(This afternoon I am working through my archives for materiel to post on the Watercress Press website blog, and I came across this post from … well, a while back. I thought it might be relevant, in these unsettled days and in light of various Boyz reminiscing about Tolkien and heroic days of yore. It might also serve as a departing point for a train of thought, especially when we need more inspiration than ever.)
I am not one of those given to assume that just because a lot of people like something, then it must be good; after all, Debbie Boone’s warbling of You Light Up My Life was on top of American Top Forty for what seemed like most of the decade in the late 70s, although that damned song sucked with sufficient force to draw in small planets. Everyone that I knew ran gagging and heaving when it came on the radio, but obviously a lot of people somewhere liked it enough to keep it there, week after week after week. A lot of people read The DaVinci Code, deriving amusement and satisfaction thereby, and some take pleasure in Adam Sandler movies or Barbara Cartland romances – no, popularity of something does not guarantee quality, and I often have the feeling that the tastemakers of popular culture are often quite miffed – contemptuous, even – when they pronounce an unfavorable judgment upon an item of mass entertainment which turns out to be wildly, wildly popular anyway.
The popularity of the movie 300 appeared as one of those wildly popular things, for which the intellectual great and good had no explanation. This amused me very much when that movie premiered, because I had some kind of explanation. The story of the Spartans at Thermopylae was one of those stories which has kept a grip on us in the West for nearly three thousand years. Courage, honor, duty, clear-eyed self-sacrifice in a cause, for the lives of those you hold dear, for your city or your country; those are values that hold, that define who we are and what we stand for. I referred to it in Daughter of Texas, when Race Vining recalled the story of Diekenes, with reference to the seige of the Alamo in 1836.
Because you see, it’s all about stories, and our human need for stories; stories about other people, stories that explain, that make things clear for us, that inspire us to great deeds, to set an example or spell out a warning. We need stories nearly as much as we need oxygen. And we will have them, bright and sparkling and new, or worn to paper thinness in the re-telling. We will have stories that have grown, and been embellished by many narrators, with heroes and minor heroes and splendid set-piece scenes, and side-narratives, like one of those sea-creatures that collects ornaments to stick onto its’ shell any which way, or a bower-bird collecting many brilliant scraps and laying them out in intricate patterns.
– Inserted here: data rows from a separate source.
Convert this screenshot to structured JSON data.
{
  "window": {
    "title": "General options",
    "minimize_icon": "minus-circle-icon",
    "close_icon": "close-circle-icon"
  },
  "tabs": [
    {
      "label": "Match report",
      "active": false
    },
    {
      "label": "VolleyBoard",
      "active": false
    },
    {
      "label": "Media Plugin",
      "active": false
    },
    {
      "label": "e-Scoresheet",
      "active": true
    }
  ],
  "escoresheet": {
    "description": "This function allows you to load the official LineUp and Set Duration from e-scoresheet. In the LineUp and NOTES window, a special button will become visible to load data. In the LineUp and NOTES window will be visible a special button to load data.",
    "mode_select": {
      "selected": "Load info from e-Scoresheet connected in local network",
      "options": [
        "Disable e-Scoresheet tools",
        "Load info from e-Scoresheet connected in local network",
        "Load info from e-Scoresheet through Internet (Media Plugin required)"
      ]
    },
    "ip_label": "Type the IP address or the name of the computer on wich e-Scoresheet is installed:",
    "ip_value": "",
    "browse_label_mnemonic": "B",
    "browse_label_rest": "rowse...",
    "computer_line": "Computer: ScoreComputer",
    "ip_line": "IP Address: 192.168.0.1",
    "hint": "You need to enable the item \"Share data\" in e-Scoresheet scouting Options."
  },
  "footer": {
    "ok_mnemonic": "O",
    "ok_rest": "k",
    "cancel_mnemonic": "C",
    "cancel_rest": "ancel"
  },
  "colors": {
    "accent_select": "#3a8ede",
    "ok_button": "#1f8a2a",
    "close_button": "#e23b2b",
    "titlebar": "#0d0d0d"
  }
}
A longing to hear such stories must be as innate in us, as it is to those creatures, for our earliest epic, that of Gilgamesh may be traced back to the beginnings of agriculture, and towns, and the taming of animals, and the making of a written language. It may go back even farther yet, but there is really no way to know for sure what those stories were, although I am sure the anthropologists are giving it the good old college try.
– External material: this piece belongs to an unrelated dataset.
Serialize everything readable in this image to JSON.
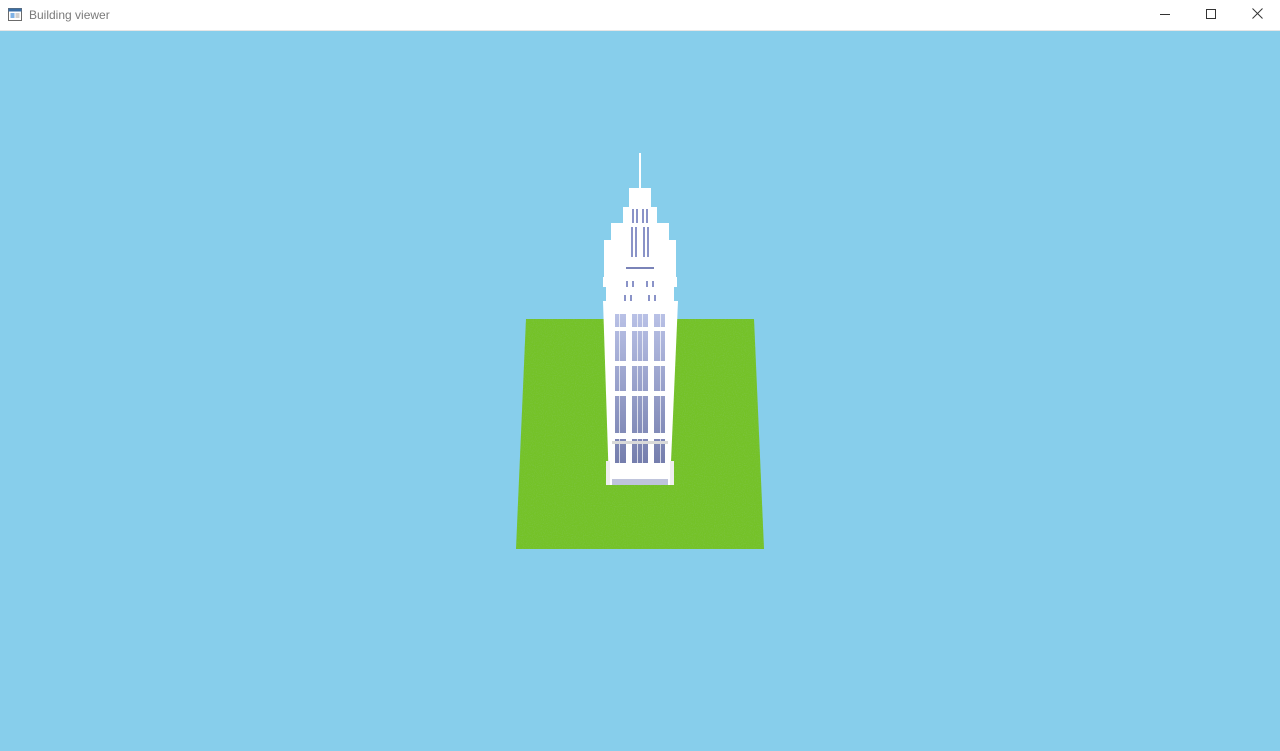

Our values are transmitted in the stories that we go back to, over and over. A long time ago, I read this book, which recommended, rather in the manner of the old Victorians, that children be given improving books to read, that their minds be exercised by good examples. I was initially rather amused – and then I went over the reading list in the back of the book. I realized just then how many of those books the author cited I had read myself, and how many quiet demonstrations of honesty, courage, ethical behavior, loyalty to family, friends and community, of doing the hard right as opposed to the easy wrong had been tidily incorporated into such books as the Little House books, or Caddie Woodlawn, or All of a Kind Family, or Johnny Tremain. We imbibe all these values from stories and lest we think that these sorts of moral lessons are obscure and tangled things, best suited for a long theoretical discussion of the life-boat dilemma in some touchy-feely ethics seminar, the author (or someone that he quoted – it’s been a long time since I re-read the book) brought up the old black and white movie A Night to Remember – the movie account of the sinking of the Titanic. The whole story of the unsinkable ship is laid out, based on research, and with the aid (at the time it was filmed) with many still-living survivors; running full-tilt into an ice-field, hitting an iceberg, loading the relatively few lifeboats while the band plays, and the ships engineers keep the lights and power going, of husbands putting their wives and children into the boats and stepping back to leave more room, knowing that the ship is doomed – of steerage passengers taking matters into their own hands and finding their way up to the boat deck, and deck-hands trying to launch the very last boat as the seawater rises to their knees. Twice a hundred stories, and at the end of it one has a pretty good idea of who has behaved well and honorably – and who has not.
Stories. We need them, and we’ll keep coming back to them. And to the best ones, we will come back again and again.